Orbital imagery of the Moon and Mars shows evidence of lava tubes in the form of sinuous rilles, pit craters, topographic ridges, and skylights. These caverns are important for planetary exploration from geological, biological, and engineering perspectives. They offer access to undisturbed rocks that are relatively pristine from surface weathering processes. Caves are a prime site to search for life on Mars since they offer protection from ultraviolet radiation and conditions that might be favorable for stable water to exist. They are also prime locations for astronaut shelters because the subsurface environment provides protection from radiation, dust, and large ambient temperature variations. Before a rover or human can safely enter a lava tube on another world, geophysical surveys are required to peer into the subsurface at candidate sites and determine the existence, size, extent, and floor material characteristics of any lateral voids.
In cooperation with SSERVI’s Remote, In Situ, and Synchrotron Studies for Science and Exploration (RIS4E) team, we have carried out a geophysical survey of a lava tube at the Hawai‘i Space Exploration Analog and Simulation (HI-SEAS) planetary analog site on Mauna Loa, Hawai‘i. Multiple geophysical methods can detect and characterize subsurface voids.
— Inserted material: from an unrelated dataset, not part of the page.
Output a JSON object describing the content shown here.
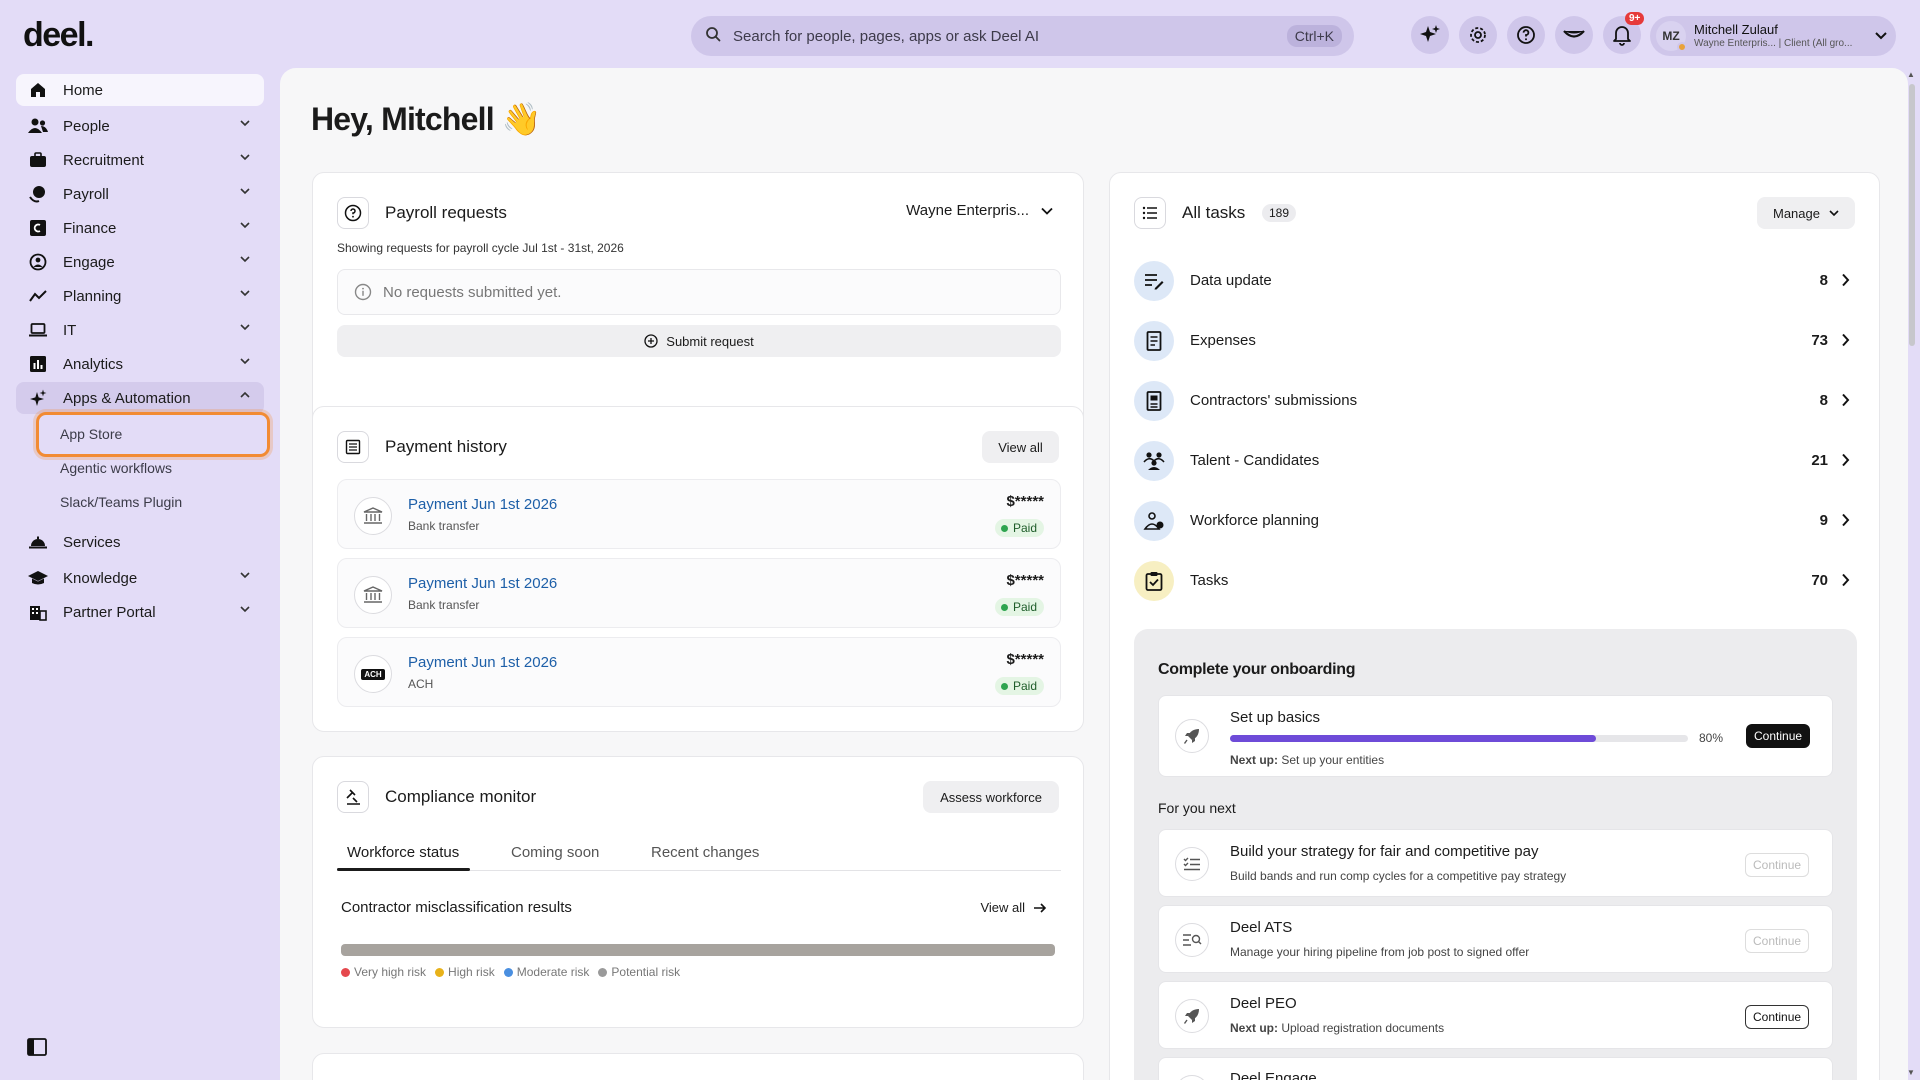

Each technique has benefits and limitations depending on the subsurface geology, void size, target depth, and surface conditions. Here, we report our findings from an initial field test comparing LiDAR, GPR, and magnetic surveys over a known lava tube system near HI-SEAS.
The HI-SEAS program studies team function and autonomy on long duration exploration missions conducted in a remote habitat located on Mauna Loa, Hawai‘i. The basaltic terrain and sparse vegetation of the site make it a good geologic analog to the Moon or Mars, and since the site is accessible year-round, it allows for longer-term isolation studies than other analog locations. Since 2012, NASA has funded ongoing HI-SEAS missions ranging from four to twelve months in duration. These missions are comprised of six crewmembers who live in the habitat and interact with a mission support team remotely via an imposed 20-minute communications delay to provide Mars-like operational latencies. Crewmembers wearing simulated space suits regularly conduct extra-vehicular activities (EVAs) to explore their surroundings. The geophysical data we have collected at this lava tube serves as a control to help evaluate the field mapping performance of HI-SEAS crews. It also helps identify operational best practices to plan and carry out future field surveys to characterize subsurface voids on similar volcanic terrains.